Macular Holes are easily detected through visual acuity testing in conjunction with an Amsler Grid Test, a dilated pupil examination of the macula with an Ophthalmoscope and Slit Lamp High Magnification Fundus Lens, Optical Coherence Tomography (OCT) and sometimes an Fluorescein Angiogram (FA) or other specialized photographs.
Some macular holes seal by themselves and do not require treatment. In many cases however, surgery called Vitrectomy is necessary to close the hole and restore useful vision. During Vitrectomy, the retinal surgeon will gently remove the vitreous gel in order to eliminate any traction on the Macula. A gas bubble is then injected into the eye to place gentle pressure on the Macula and help the hole to seal. In many cases, patients enjoy functional vision after the bubble has been absorbed and the eye has healed.
About Macular Pucker or Epi-Retinal Membrane
Our retina specialists at Retina Group of Washington examine and treat patients with an epiretinal membrane, also referred to as a macular pucker or cellophane maculopathy. This retinal condition describes a cellophane-like membrane forming over the macula, or the central part of the retina.
It is typically a slow-progressing problem that can affect the central vision by causing blur or distortion. As it progresses, the membrane may cause traction and lead to swelling of the macula.
Epiretinal membranes (ERMs) are more often seen in people over 70 years of age. Its exact cause is not completely understood, and the majority of ERMs have no associated ocular abnormality.
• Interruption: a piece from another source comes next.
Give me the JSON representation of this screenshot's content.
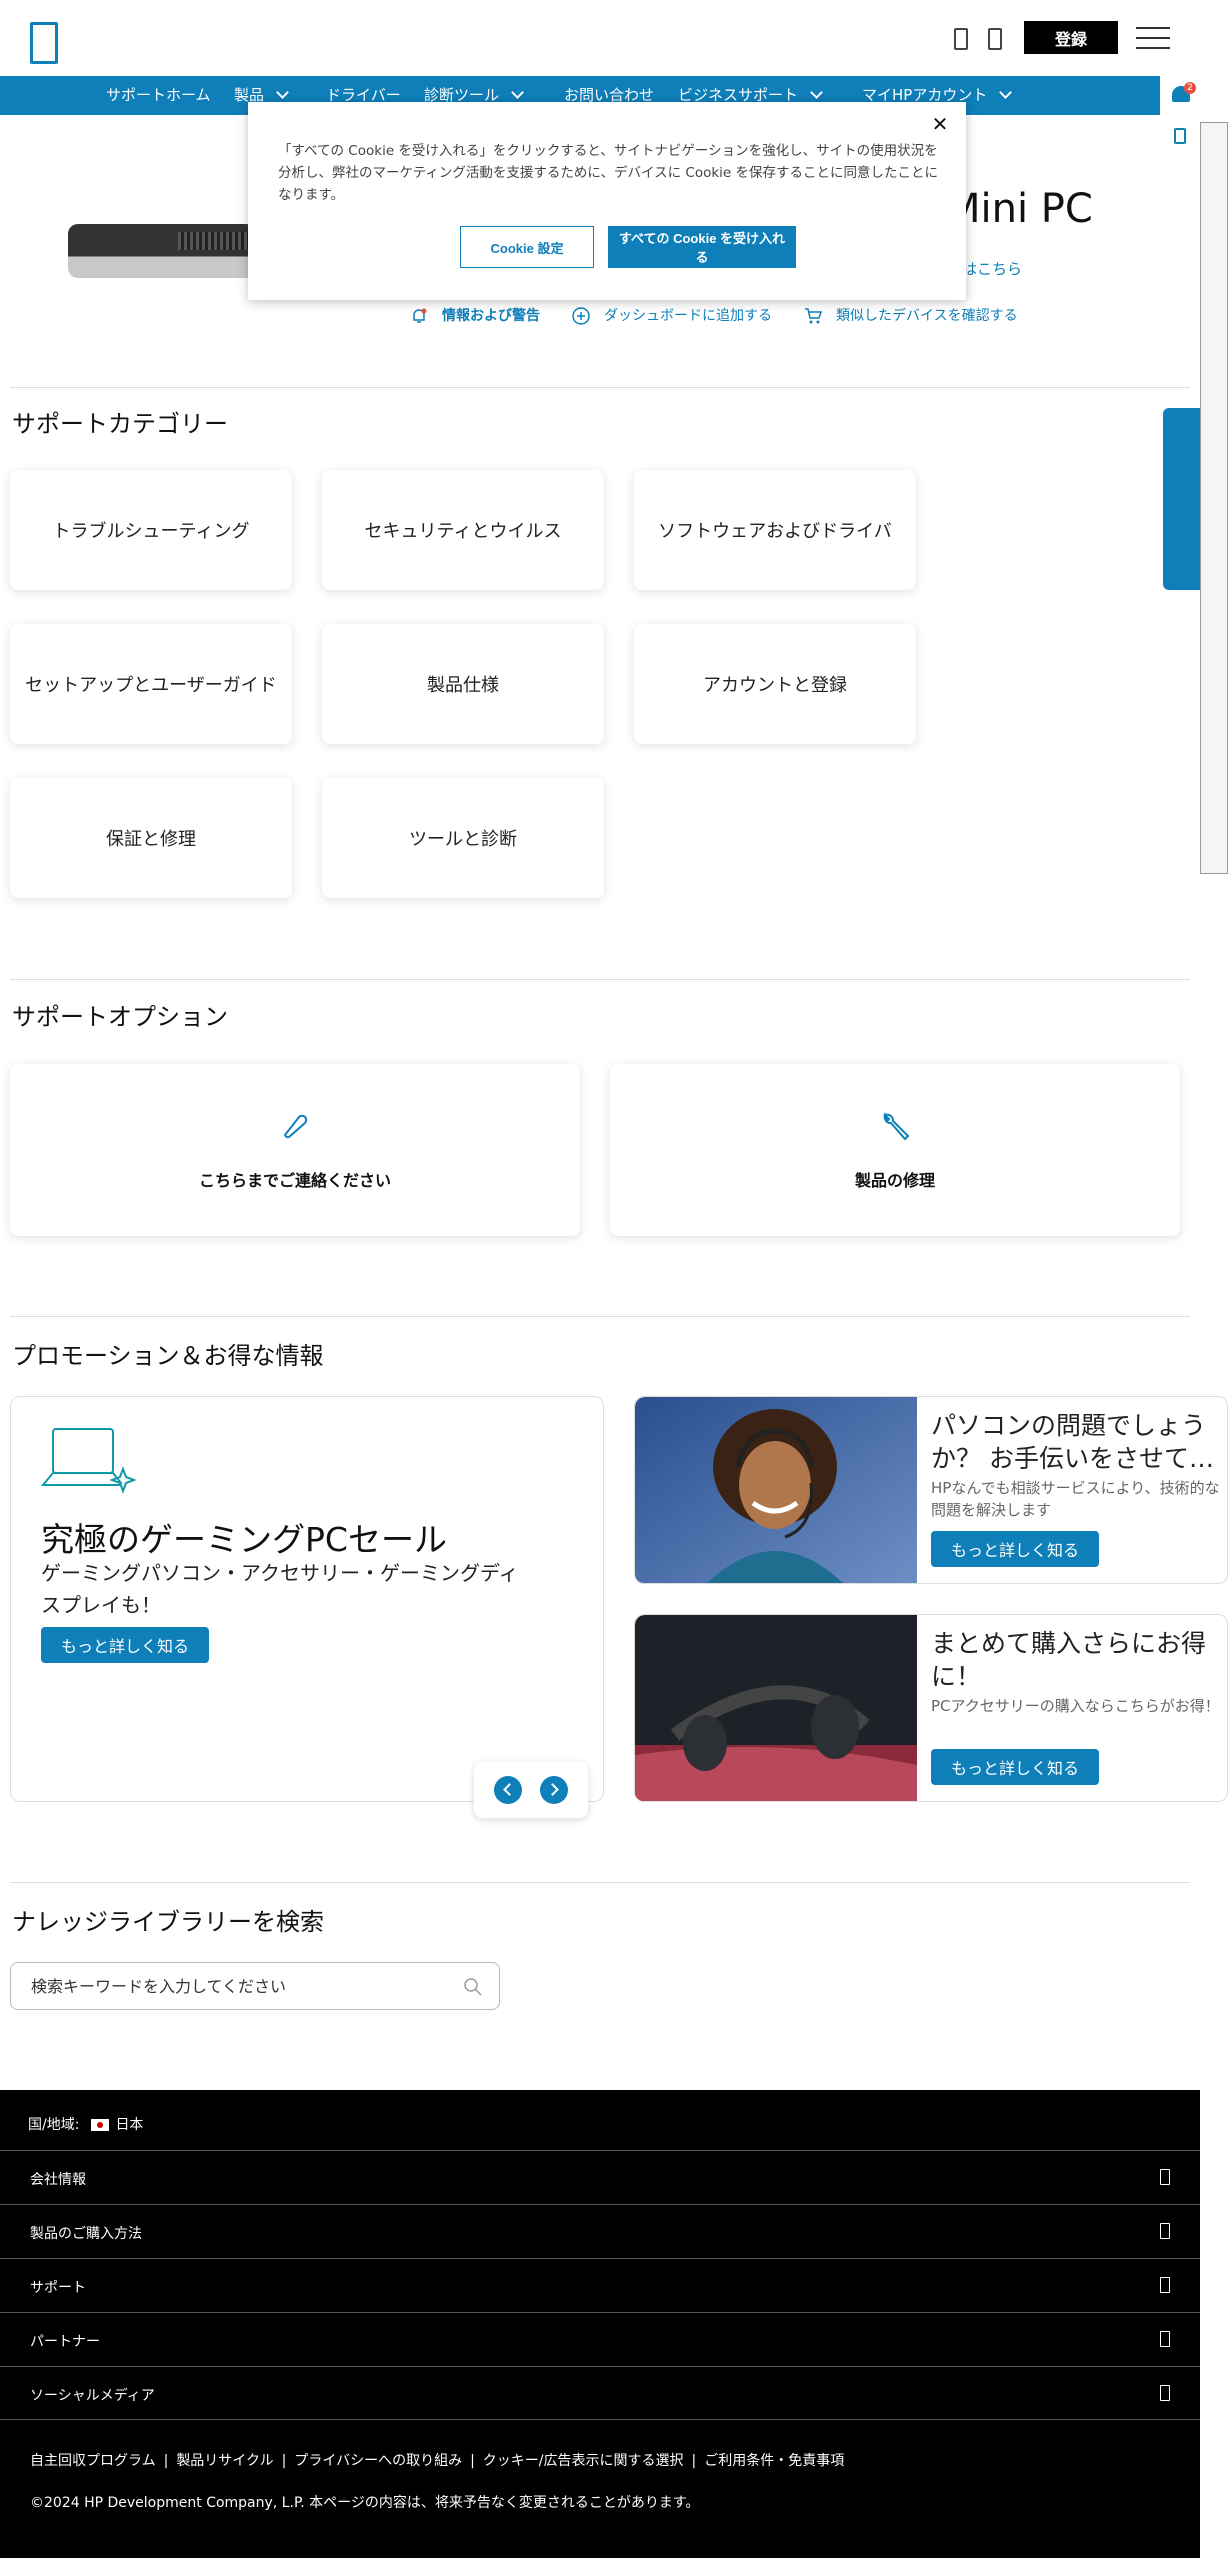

Epiretinal membranes can be associated with other eye problems such as Diabetic Retinopathy, Posterior Vitreous Detachment, Macular Hole, and Retinal Detachment.
Signs and Symptoms of Epiretinal membranes
The signs and symptoms of Epiretinal membranes may include:
- Blurred Vision
- Double Vision in the affected eye
- Distorted Vision – straight lines appear bent or wavy
Diagnosis and Treatment of Epiretinal membranes
Epiretinal membranes are diagnosed with a dilated fundus examination and Optical Coherence Tomography (OCT). If there is a significant effect on vision, a surgical procedure to “peel” the epiretinal membrane may be considered. If there is no or minimal effect on vision, observation is usually recommended.
About Central Serous Chorioretinopathy
Central Serous Chorioretinopathy is a retinal disorder which typically affects young to middle-aged patients, more often men. It is characterized by a serous detachment of the retina, or an accumulation of serous fluid underneath the retina, usually in the central macular area. Central Serous Chorioretinopathy is usually self-limiting, and most patients will have spontaneous recovery within a few months without significant visual loss. Some patients may develop chronic or recurrent disease that can lead to visual loss. Up to 50% of patients with Central Serous Chorioretinopathy can develop a recurrence which can happen at any time, but often within the first year after the first episode.
Symptoms of Central Serous Chorioretinopathy
Many patients first notice a minor blurring of vision, followed by varying degrees of “metamorphopsia” or distorted vision, “micropsia” or the perception that objects are smaller than they actually are, “chromatopsia” or objects looking unusually colored, or a shift of prescription toward farsightedness or hyperopia. Visual acuity may range from 20/20 to 20/200 or worse.
Diagnosis and Treatment of Central Serous Chorioretinopathy
Central Serous Chorioretinopathy is diagnosed with a dilated fundus examination along with Optical Coherence Tomography (OCT), Fluorescein Angiography (FA), and possibly Indocyanine Green Angiography (ICG). Although most cases resolve without treatment, laser photocoagulation or photodynamic therapy may be considered in chronic or recurrent cases.